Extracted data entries
•••••

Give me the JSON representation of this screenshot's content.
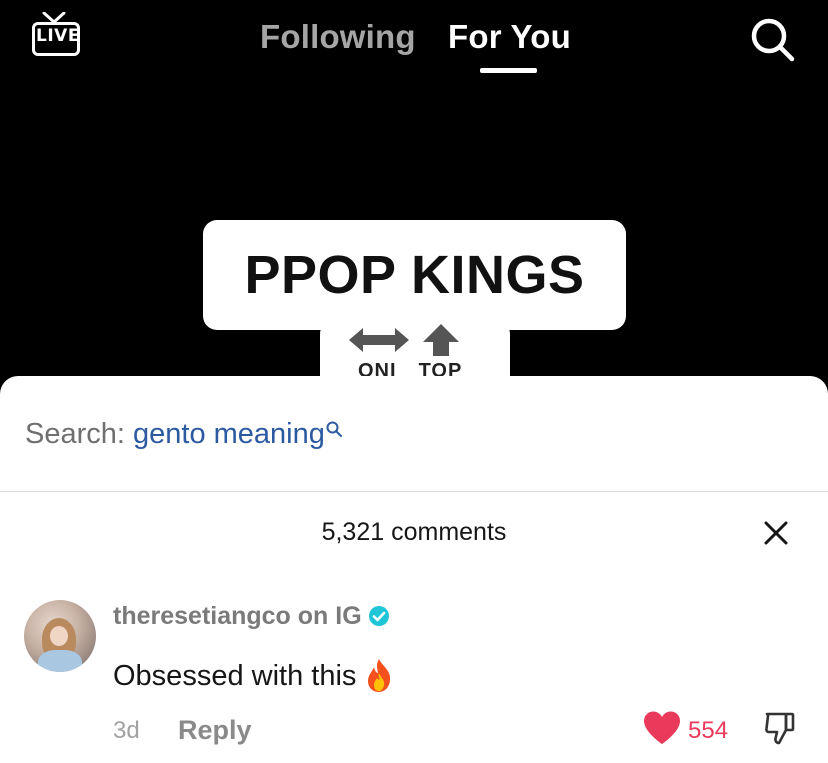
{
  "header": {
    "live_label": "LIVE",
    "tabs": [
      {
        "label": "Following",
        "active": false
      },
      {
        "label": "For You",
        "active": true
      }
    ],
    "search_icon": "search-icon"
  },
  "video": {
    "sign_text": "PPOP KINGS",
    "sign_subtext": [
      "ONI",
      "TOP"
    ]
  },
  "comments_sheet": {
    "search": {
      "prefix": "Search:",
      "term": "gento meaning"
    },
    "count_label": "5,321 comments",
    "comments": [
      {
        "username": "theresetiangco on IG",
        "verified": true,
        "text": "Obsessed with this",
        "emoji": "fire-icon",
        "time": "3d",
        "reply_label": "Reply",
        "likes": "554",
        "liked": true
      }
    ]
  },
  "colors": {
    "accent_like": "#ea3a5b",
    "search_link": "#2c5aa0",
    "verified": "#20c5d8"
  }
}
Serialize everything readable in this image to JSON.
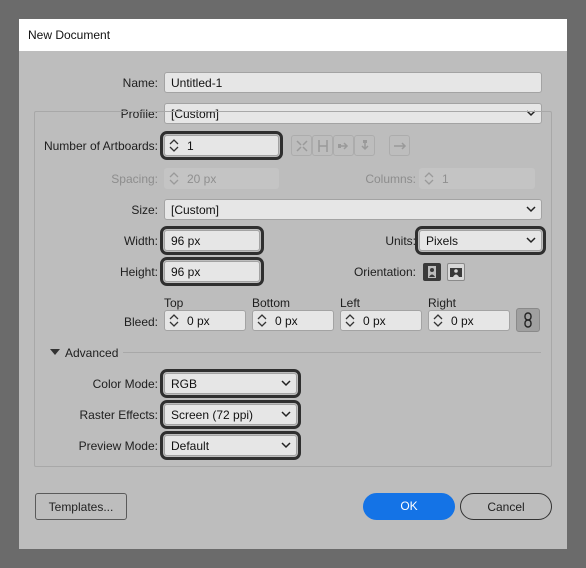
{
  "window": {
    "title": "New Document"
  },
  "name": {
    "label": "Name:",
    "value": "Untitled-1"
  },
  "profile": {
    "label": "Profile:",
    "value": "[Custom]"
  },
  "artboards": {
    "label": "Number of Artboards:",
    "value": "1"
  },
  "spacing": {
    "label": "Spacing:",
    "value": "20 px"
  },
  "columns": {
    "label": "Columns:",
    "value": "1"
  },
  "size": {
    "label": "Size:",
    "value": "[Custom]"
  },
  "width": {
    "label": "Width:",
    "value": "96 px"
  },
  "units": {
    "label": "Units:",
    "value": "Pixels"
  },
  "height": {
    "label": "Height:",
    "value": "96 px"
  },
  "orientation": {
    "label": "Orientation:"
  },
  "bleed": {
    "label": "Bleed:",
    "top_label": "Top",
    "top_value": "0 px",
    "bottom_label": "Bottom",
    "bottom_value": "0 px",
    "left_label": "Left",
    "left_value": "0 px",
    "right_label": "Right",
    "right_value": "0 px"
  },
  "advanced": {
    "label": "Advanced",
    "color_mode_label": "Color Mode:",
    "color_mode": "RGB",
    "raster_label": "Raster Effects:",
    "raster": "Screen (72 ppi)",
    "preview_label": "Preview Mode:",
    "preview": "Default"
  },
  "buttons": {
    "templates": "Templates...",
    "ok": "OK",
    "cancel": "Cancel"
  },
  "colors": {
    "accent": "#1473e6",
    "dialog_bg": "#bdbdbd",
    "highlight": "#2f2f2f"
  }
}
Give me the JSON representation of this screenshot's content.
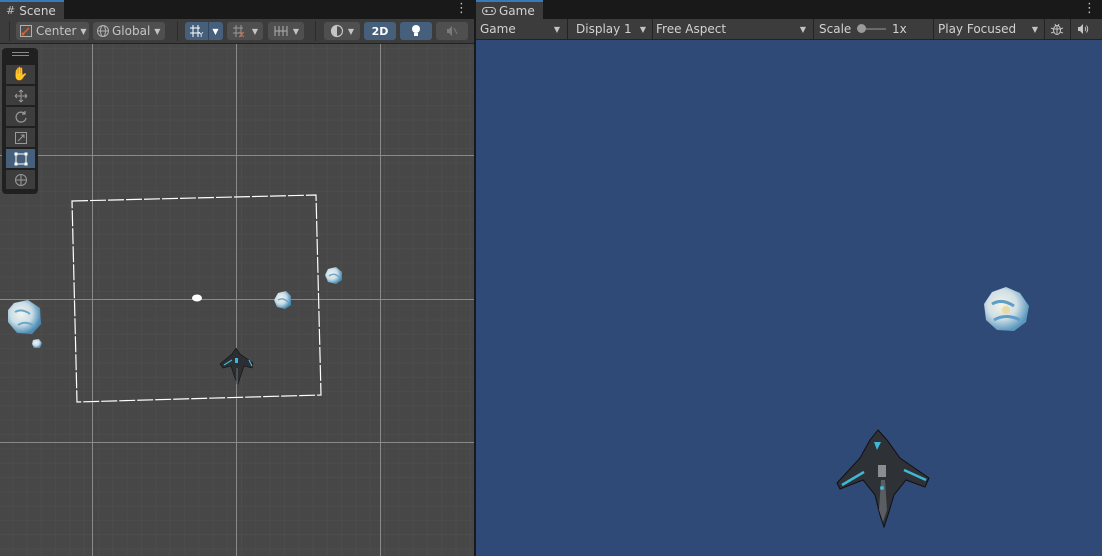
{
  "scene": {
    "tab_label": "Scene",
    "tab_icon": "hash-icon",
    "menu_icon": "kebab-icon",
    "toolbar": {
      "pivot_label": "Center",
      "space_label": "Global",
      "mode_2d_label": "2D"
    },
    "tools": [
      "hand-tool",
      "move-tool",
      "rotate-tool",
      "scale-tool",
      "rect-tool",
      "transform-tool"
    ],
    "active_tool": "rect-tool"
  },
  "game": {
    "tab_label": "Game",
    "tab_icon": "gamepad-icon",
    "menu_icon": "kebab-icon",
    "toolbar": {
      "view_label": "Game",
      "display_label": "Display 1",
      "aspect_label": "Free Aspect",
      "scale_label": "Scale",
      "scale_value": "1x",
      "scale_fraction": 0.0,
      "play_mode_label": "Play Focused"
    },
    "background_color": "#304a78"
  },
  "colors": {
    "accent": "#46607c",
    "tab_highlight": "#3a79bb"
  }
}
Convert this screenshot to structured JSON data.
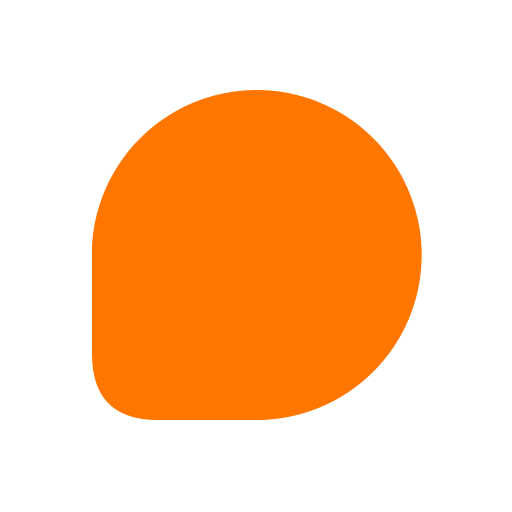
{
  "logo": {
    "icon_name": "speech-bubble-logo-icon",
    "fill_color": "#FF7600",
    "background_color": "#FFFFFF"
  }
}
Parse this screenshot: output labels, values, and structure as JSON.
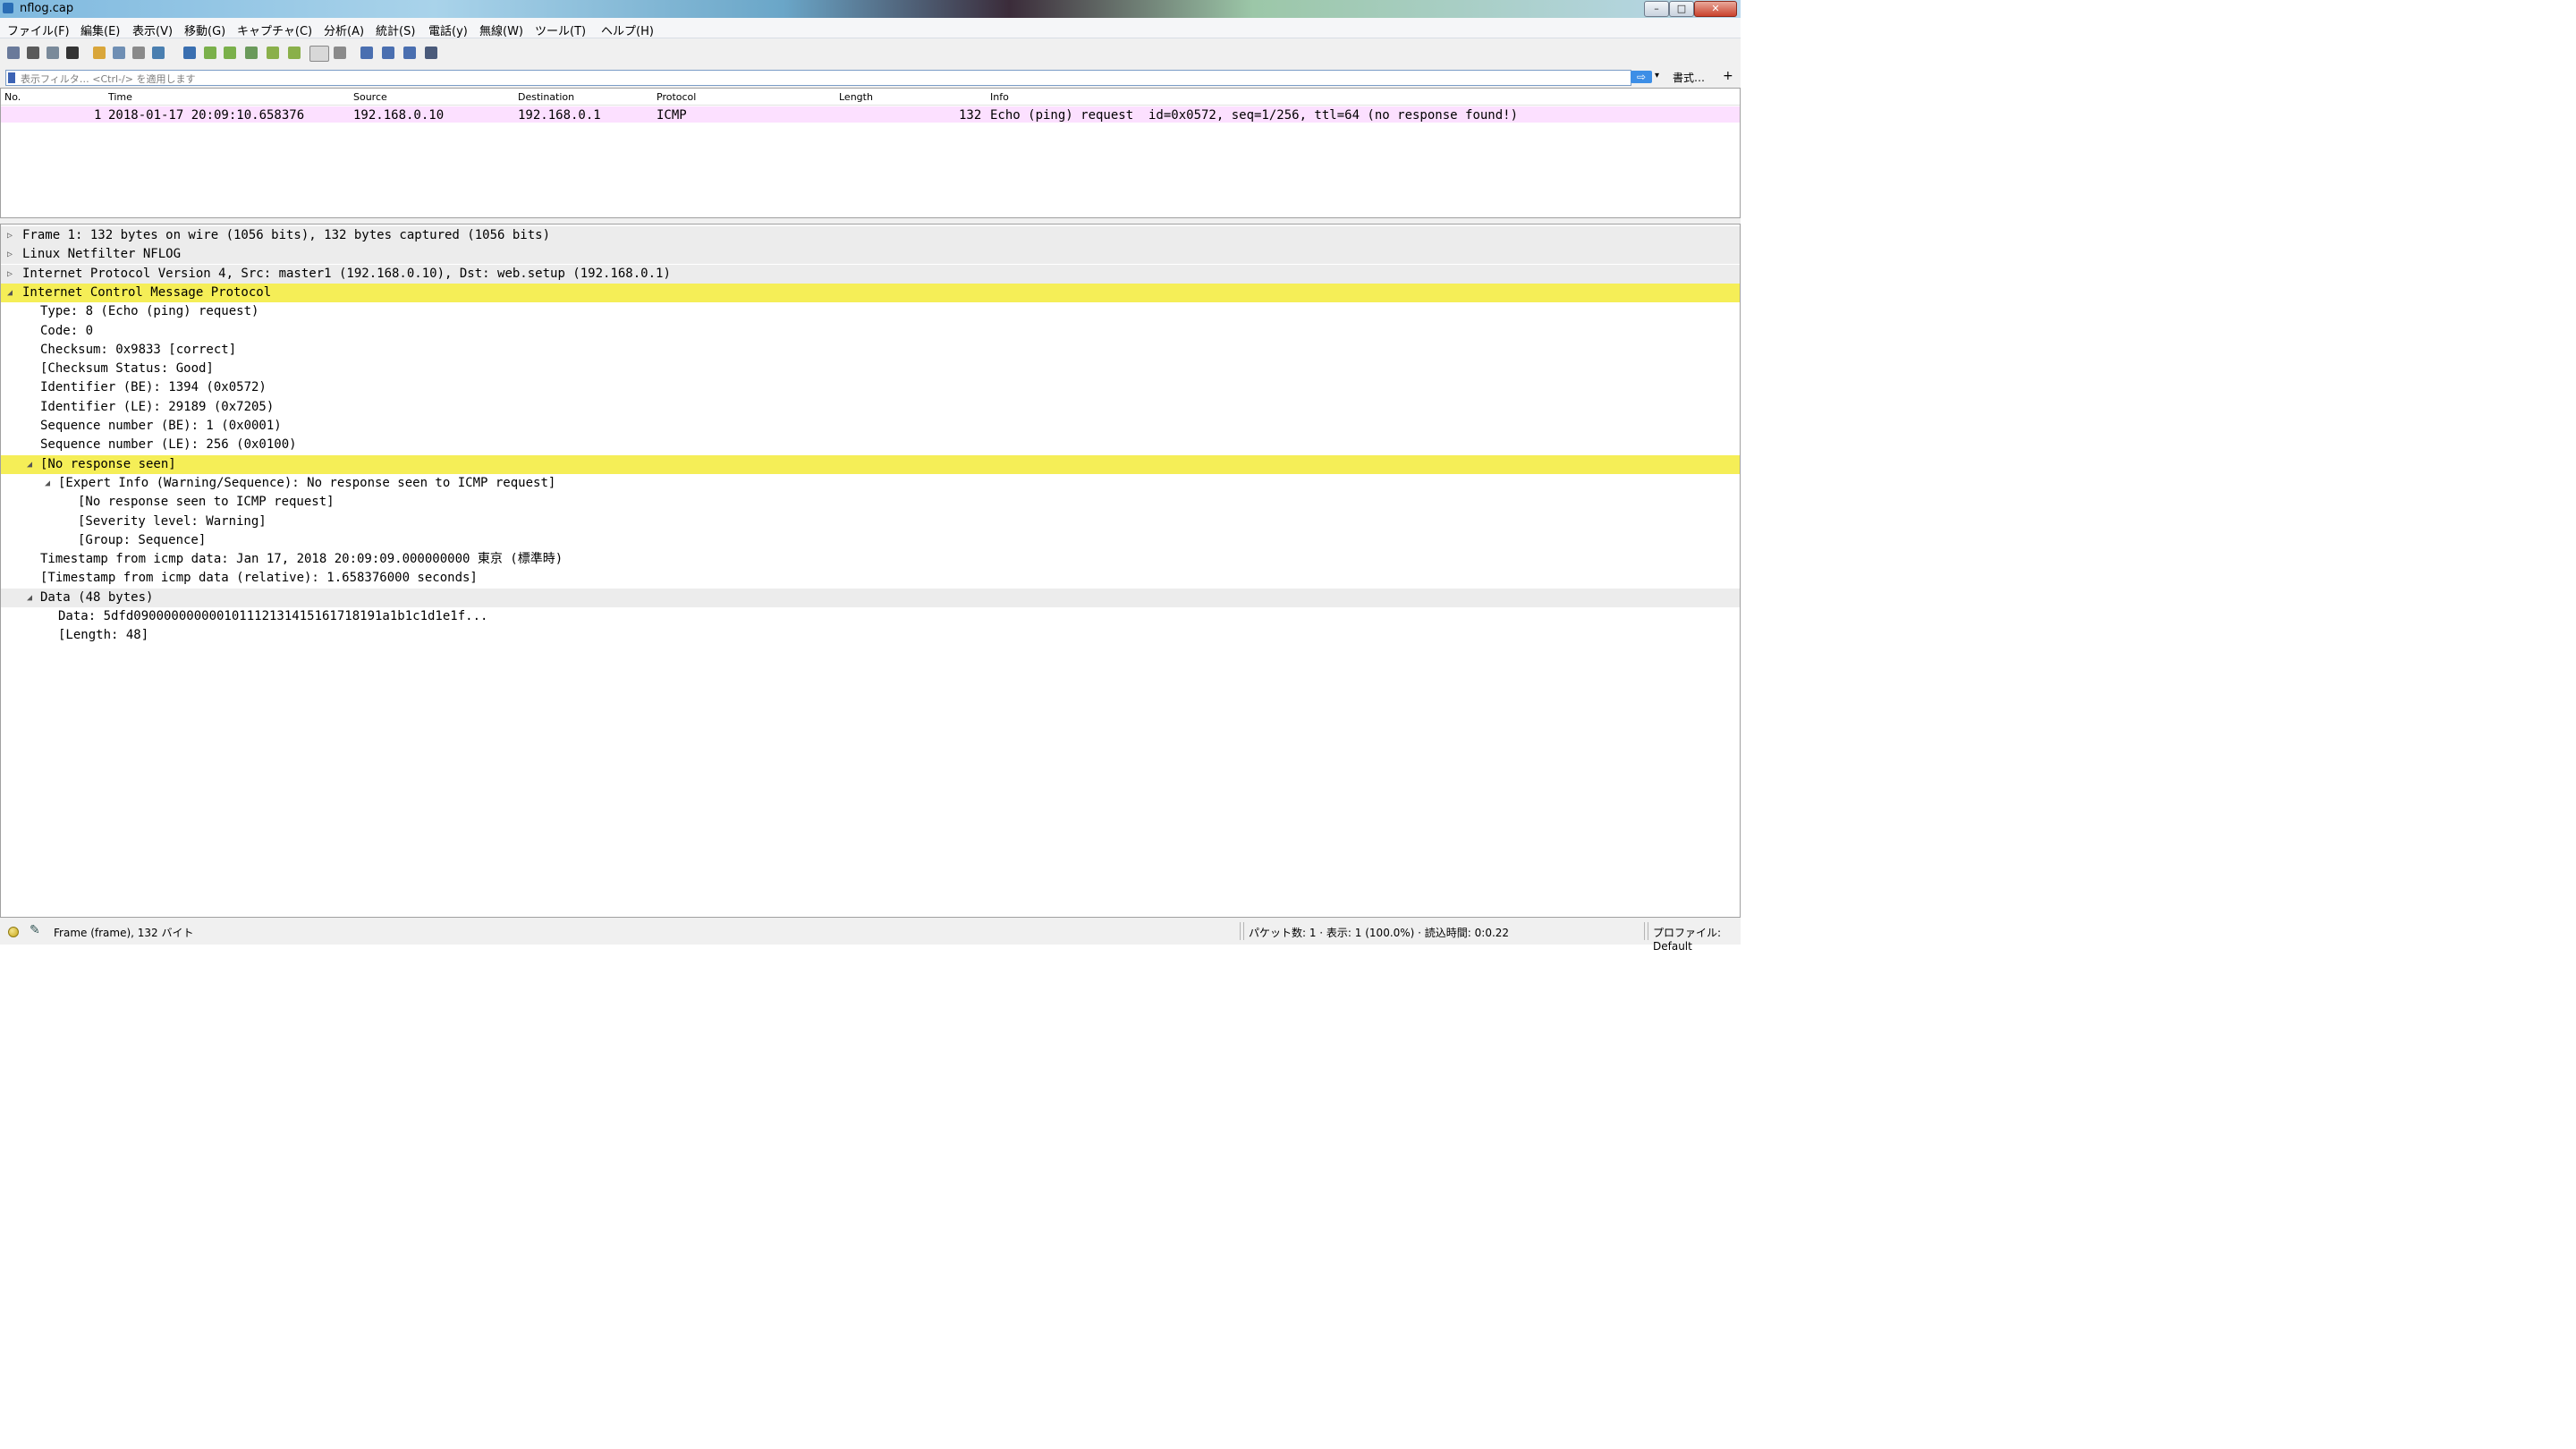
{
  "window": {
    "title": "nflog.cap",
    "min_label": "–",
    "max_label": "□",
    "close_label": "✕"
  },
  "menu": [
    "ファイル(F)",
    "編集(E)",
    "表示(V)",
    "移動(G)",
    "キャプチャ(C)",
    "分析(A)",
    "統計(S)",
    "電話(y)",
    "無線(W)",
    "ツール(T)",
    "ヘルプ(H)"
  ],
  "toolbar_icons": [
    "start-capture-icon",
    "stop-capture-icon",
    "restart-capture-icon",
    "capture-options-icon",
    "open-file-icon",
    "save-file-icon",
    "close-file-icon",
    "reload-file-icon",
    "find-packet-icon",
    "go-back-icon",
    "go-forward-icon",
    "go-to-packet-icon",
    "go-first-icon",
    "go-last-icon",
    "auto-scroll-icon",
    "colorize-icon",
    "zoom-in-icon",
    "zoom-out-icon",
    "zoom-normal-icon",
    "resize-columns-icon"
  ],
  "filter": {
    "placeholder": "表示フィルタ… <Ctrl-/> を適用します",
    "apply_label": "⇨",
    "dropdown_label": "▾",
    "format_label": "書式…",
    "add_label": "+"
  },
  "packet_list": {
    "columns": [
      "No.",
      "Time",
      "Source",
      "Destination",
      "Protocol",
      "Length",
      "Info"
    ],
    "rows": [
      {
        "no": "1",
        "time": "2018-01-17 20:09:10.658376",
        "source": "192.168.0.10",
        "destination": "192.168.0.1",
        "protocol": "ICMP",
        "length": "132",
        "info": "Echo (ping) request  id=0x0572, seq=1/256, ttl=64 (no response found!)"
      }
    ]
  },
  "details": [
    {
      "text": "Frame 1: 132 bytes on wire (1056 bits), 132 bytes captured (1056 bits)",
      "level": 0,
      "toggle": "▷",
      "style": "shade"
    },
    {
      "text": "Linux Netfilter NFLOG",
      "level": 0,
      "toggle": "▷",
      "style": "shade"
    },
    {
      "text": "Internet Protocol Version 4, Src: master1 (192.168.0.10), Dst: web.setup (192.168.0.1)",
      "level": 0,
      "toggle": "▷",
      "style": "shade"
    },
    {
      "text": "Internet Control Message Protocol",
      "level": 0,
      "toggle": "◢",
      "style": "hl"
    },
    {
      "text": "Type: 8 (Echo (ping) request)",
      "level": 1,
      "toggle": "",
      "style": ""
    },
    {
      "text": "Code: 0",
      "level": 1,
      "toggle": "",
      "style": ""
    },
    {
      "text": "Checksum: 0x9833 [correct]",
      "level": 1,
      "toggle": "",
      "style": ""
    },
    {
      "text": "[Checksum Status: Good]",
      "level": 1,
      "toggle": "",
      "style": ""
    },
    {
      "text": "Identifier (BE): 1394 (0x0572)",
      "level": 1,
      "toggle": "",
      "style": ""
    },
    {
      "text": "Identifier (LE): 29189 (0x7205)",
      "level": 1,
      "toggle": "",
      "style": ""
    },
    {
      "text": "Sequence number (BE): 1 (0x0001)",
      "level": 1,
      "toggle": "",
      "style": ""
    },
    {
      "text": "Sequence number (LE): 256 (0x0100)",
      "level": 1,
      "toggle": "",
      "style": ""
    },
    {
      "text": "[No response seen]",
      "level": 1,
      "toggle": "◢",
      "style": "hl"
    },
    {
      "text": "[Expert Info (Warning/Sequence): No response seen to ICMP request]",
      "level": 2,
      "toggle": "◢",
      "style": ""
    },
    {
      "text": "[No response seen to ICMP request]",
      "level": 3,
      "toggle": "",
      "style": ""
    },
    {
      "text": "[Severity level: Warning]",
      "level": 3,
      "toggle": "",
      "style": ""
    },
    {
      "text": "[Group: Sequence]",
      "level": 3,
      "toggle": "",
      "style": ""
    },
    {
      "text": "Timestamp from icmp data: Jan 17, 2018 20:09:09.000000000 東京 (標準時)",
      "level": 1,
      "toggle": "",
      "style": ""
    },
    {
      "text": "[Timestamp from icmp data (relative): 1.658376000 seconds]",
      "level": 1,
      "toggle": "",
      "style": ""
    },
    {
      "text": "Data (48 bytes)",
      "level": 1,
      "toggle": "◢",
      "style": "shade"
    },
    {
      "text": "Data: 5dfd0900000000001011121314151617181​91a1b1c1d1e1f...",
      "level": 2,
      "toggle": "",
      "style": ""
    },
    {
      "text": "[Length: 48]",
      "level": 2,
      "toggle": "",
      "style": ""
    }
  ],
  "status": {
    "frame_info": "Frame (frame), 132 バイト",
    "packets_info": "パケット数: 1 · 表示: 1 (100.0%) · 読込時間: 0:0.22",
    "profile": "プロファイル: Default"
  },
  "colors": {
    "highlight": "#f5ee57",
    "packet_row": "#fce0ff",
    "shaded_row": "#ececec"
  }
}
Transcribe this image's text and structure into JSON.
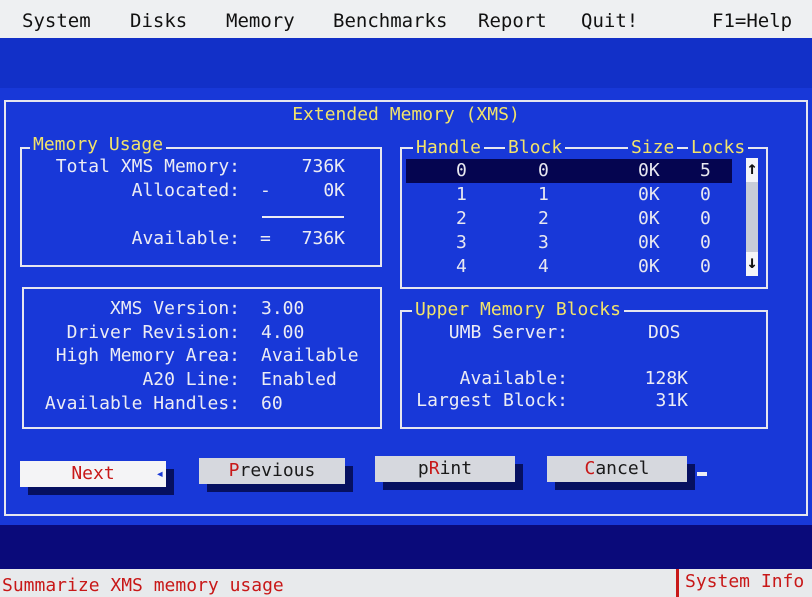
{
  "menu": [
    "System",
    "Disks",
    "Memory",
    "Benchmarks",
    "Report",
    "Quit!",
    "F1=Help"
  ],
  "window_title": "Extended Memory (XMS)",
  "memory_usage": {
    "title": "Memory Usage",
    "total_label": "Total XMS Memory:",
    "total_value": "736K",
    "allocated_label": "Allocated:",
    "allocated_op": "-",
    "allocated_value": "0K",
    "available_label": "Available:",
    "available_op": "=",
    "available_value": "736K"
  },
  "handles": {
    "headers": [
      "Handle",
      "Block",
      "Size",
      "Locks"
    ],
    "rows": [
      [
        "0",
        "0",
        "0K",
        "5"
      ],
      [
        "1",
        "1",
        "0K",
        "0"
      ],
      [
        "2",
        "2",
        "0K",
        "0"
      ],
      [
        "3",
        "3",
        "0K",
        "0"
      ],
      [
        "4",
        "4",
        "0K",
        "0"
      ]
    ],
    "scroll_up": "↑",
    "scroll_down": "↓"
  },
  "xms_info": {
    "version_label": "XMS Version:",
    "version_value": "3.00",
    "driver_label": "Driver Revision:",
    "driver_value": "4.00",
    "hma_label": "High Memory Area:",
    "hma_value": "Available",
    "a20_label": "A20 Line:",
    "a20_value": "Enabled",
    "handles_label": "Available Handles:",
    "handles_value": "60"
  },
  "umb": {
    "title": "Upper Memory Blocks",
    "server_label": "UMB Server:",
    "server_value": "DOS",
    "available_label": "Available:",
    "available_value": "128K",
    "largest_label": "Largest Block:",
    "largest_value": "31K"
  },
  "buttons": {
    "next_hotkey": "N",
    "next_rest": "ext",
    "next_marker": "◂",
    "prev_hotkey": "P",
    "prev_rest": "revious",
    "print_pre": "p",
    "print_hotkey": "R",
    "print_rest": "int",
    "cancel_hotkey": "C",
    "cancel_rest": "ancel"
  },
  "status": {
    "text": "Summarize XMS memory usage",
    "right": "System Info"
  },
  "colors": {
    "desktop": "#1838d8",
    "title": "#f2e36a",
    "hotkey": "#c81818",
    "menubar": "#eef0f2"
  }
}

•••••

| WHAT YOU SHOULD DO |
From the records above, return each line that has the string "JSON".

| SOLUTION TO THIS TASK |
Give me the JSON representation of this screenshot's content.
Serialize everything readable in this image to JSON.
Give me the JSON representation of this screenshot's content.
Convert this screenshot to structured JSON data.
Parse this screenshot: output labels, values, and structure as JSON.
Transcribe this image's text and structure into JSON.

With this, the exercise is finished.